Take it as an example, in northern region, where the air is dry, and there is a certain requirement for soil moisture retention. In contrast, in southern regions where rainfall is abundant and humidity levels are high, there is a greater emphasis on soil drainage and aeration.
Mix soil based on the growth stages of succulents
During the seedling or propagation stage, succulents are delicate and require a soil mix that promotes root development and prevents excess moisture. As succulents enter the young plant or growth stage, they require a soil mix that provides adequate nutrients and allows for root expansion. Mature succulents have well-established root systems and require a soil mix that supports their growth while maintaining excellent drainage. When succulents enter the flowering or reproductive stage, they may have increased nutrient requirements.
Mix soil based on your preference
If you prefer to control the growth of succulents, increasing the proportion of granular soil is a necessary step. On the other hand, if you want your succulents to grow rapidly and fill the planter pot, it is important to increase the proportion of nutrient-rich soil to provide an ample supply of nutrients.
In summary, soil mix is crucial for succulents, and there are types of soil media beneficial to the health of succulents. However, it’s not required to make precise or exact measurements when making soil mix as long as you follow some principles. It is important to closely observe the growth of your succulents. If your soil mix is suitable for your succulents, it is considered a good mix.
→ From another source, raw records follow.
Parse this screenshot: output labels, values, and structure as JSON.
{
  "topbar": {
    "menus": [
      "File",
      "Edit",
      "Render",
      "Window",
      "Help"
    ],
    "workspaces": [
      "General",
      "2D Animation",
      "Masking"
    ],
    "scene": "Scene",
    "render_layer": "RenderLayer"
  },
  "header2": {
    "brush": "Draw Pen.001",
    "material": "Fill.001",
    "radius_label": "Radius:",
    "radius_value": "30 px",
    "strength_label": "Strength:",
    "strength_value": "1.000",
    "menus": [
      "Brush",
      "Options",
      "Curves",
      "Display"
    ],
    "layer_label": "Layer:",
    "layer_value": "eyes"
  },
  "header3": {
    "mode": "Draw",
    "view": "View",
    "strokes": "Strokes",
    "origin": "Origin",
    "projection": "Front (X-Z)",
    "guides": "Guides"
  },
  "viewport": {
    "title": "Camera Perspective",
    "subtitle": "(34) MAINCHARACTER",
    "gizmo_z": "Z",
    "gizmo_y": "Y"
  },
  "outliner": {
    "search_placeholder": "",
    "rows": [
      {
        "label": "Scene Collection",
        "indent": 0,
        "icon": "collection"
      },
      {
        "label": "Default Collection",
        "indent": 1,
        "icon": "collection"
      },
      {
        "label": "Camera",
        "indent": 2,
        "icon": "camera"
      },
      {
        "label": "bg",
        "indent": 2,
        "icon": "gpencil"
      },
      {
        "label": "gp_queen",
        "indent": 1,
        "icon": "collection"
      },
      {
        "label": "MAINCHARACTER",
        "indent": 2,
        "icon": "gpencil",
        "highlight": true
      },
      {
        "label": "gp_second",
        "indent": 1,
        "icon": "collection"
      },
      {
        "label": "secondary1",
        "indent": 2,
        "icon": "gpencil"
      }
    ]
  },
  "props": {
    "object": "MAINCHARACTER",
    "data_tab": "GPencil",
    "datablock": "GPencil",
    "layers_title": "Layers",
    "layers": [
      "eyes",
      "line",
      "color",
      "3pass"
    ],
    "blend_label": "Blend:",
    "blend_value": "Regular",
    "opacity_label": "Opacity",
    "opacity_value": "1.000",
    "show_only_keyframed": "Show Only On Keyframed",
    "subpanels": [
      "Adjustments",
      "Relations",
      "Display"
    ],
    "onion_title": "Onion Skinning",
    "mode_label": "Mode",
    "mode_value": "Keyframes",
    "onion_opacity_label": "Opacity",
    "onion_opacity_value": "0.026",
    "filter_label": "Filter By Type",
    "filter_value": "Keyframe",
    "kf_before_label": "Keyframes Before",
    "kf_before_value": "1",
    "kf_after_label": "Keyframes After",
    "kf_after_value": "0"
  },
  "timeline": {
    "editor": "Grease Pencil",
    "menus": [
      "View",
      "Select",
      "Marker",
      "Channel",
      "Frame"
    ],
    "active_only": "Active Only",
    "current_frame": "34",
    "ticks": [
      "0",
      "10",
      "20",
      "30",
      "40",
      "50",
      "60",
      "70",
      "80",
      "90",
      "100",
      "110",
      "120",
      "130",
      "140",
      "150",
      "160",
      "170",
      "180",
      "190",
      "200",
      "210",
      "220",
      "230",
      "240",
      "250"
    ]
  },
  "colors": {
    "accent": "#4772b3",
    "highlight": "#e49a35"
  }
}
With a little extra care and attention, your succulents will showcase their beauty even more.